- [REQUIRED WORK] Please restate every entry exactly. Leave out the pictures.

───── EXTRACTED RECORDS ─────

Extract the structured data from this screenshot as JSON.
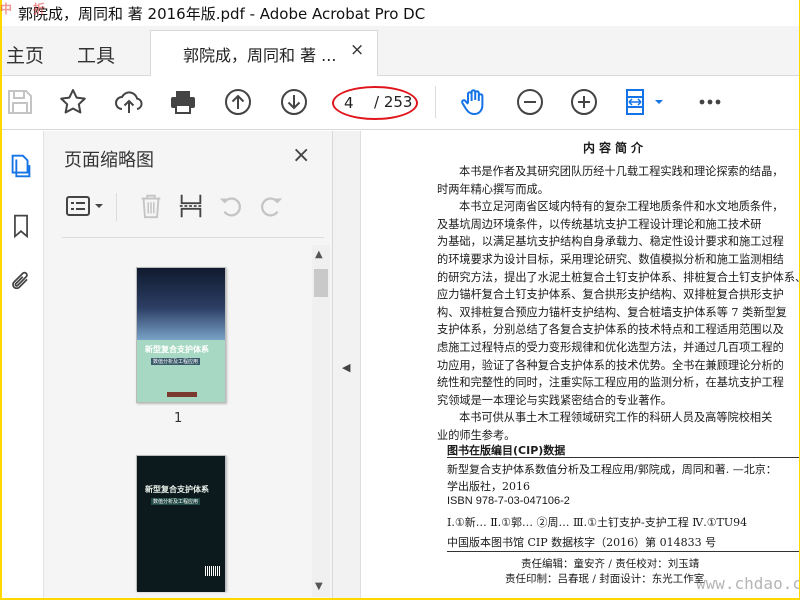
{
  "window": {
    "title": "郭院成，周同和 著 2016年版.pdf - Adobe Acrobat Pro DC"
  },
  "tabs": {
    "home": "主页",
    "tools": "工具",
    "document": "郭院成，周同和 著 ...",
    "close": "×"
  },
  "toolbar": {
    "current_page": "4",
    "total_pages": "/ 253",
    "icons": [
      "save-icon",
      "bookmark-star-icon",
      "upload-cloud-icon",
      "print-icon",
      "page-up-icon",
      "page-down-icon",
      "hand-tool-icon",
      "zoom-out-icon",
      "zoom-in-icon",
      "fit-page-icon",
      "more-icon"
    ],
    "accent": "#1473e6",
    "highlight": "#e0151b"
  },
  "sidebar": {
    "title": "页面缩略图",
    "close": "×",
    "thumbnails": [
      {
        "page_label": "1",
        "cover_title": "新型复合支护体系",
        "cover_subtitle": "数值分析及工程应用"
      },
      {
        "page_label": "",
        "cover_title": "新型复合支护体系",
        "cover_subtitle": "数值分析及工程应用"
      }
    ]
  },
  "document": {
    "heading": "内容简介",
    "paragraph_lines": [
      "本书是作者及其研究团队历经十几载工程实践和理论探索的结晶，",
      "时两年精心撰写而成。",
      "本书立足河南省区域内特有的复杂工程地质条件和水文地质条件，",
      "及基坑周边环境条件，以传统基坑支护工程设计理论和施工技术研",
      "为基础，以满足基坑支护结构自身承载力、稳定性设计要求和施工过程",
      "的环境要求为设计目标，采用理论研究、数值模拟分析和施工监测相结",
      "的研究方法，提出了水泥土桩复合土钉支护体系、排桩复合土钉支护体系、",
      "应力锚杆复合土钉支护体系、复合拱形支护结构、双排桩复合拱形支护",
      "构、双排桩复合预应力锚杆支护结构、复合桩墙支护体系等 7 类新型复",
      "支护体系，分别总结了各复合支护体系的技术特点和工程适用范围以及",
      "虑施工过程特点的受力变形规律和优化选型方法，并通过几百项工程的",
      "功应用，验证了各种复合支护体系的技术优势。全书在兼顾理论分析的",
      "统性和完整性的同时，注重实际工程应用的监测分析，在基坑支护工程",
      "究领域是一本理论与实践紧密结合的专业著作。",
      "本书可供从事土木工程领域研究工作的科研人员及高等院校相关",
      "业的师生参考。"
    ],
    "cip_title": "图书在版编目(CIP)数据",
    "cip_lines": [
      "新型复合支护体系数值分析及工程应用/郭院成，周同和著. —北京：",
      "学出版社，2016",
      "ISBN 978-7-03-047106-2",
      "Ⅰ.①新…  Ⅱ.①郭…  ②周…  Ⅲ.①土钉支护-支护工程  Ⅳ.①TU94",
      "中国版本图书馆 CIP 数据核字（2016）第 014833 号"
    ],
    "credit_lines": [
      "责任编辑：童安齐 / 责任校对：刘玉靖",
      "责任印制：吕春珉 / 封面设计：东光工作室"
    ]
  },
  "watermarks": {
    "top_left": "中     折",
    "bottom_right": "www.chdao.com"
  }
}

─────

- [EXPECTED ANSWER]
Extract the structured data from this screenshot as JSON.
{
  "window": {
    "title": "郭院成，周同和 著 2016年版.pdf - Adobe Acrobat Pro DC"
  },
  "tabs": {
    "home": "主页",
    "tools": "工具",
    "document": "郭院成，周同和 著 ...",
    "close": "×"
  },
  "toolbar": {
    "current_page": "4",
    "total_pages": "/ 253",
    "icons": [
      "save-icon",
      "bookmark-star-icon",
      "upload-cloud-icon",
      "print-icon",
      "page-up-icon",
      "page-down-icon",
      "hand-tool-icon",
      "zoom-out-icon",
      "zoom-in-icon",
      "fit-page-icon",
      "more-icon"
    ],
    "accent": "#1473e6",
    "highlight": "#e0151b"
  },
  "sidebar": {
    "title": "页面缩略图",
    "close": "×",
    "thumbnails": [
      {
        "page_label": "1",
        "cover_title": "新型复合支护体系",
        "cover_subtitle": "数值分析及工程应用"
      },
      {
        "page_label": "",
        "cover_title": "新型复合支护体系",
        "cover_subtitle": "数值分析及工程应用"
      }
    ]
  },
  "document": {
    "heading": "内容简介",
    "paragraph_lines": [
      "本书是作者及其研究团队历经十几载工程实践和理论探索的结晶，",
      "时两年精心撰写而成。",
      "本书立足河南省区域内特有的复杂工程地质条件和水文地质条件，",
      "及基坑周边环境条件，以传统基坑支护工程设计理论和施工技术研",
      "为基础，以满足基坑支护结构自身承载力、稳定性设计要求和施工过程",
      "的环境要求为设计目标，采用理论研究、数值模拟分析和施工监测相结",
      "的研究方法，提出了水泥土桩复合土钉支护体系、排桩复合土钉支护体系、",
      "应力锚杆复合土钉支护体系、复合拱形支护结构、双排桩复合拱形支护",
      "构、双排桩复合预应力锚杆支护结构、复合桩墙支护体系等 7 类新型复",
      "支护体系，分别总结了各复合支护体系的技术特点和工程适用范围以及",
      "虑施工过程特点的受力变形规律和优化选型方法，并通过几百项工程的",
      "功应用，验证了各种复合支护体系的技术优势。全书在兼顾理论分析的",
      "统性和完整性的同时，注重实际工程应用的监测分析，在基坑支护工程",
      "究领域是一本理论与实践紧密结合的专业著作。",
      "本书可供从事土木工程领域研究工作的科研人员及高等院校相关",
      "业的师生参考。"
    ],
    "cip_title": "图书在版编目(CIP)数据",
    "cip_lines": [
      "新型复合支护体系数值分析及工程应用/郭院成，周同和著. —北京：",
      "学出版社，2016",
      "ISBN 978-7-03-047106-2",
      "Ⅰ.①新…  Ⅱ.①郭…  ②周…  Ⅲ.①土钉支护-支护工程  Ⅳ.①TU94",
      "中国版本图书馆 CIP 数据核字（2016）第 014833 号"
    ],
    "credit_lines": [
      "责任编辑：童安齐 / 责任校对：刘玉靖",
      "责任印制：吕春珉 / 封面设计：东光工作室"
    ]
  },
  "watermarks": {
    "top_left": "中     折",
    "bottom_right": "www.chdao.com"
  }
}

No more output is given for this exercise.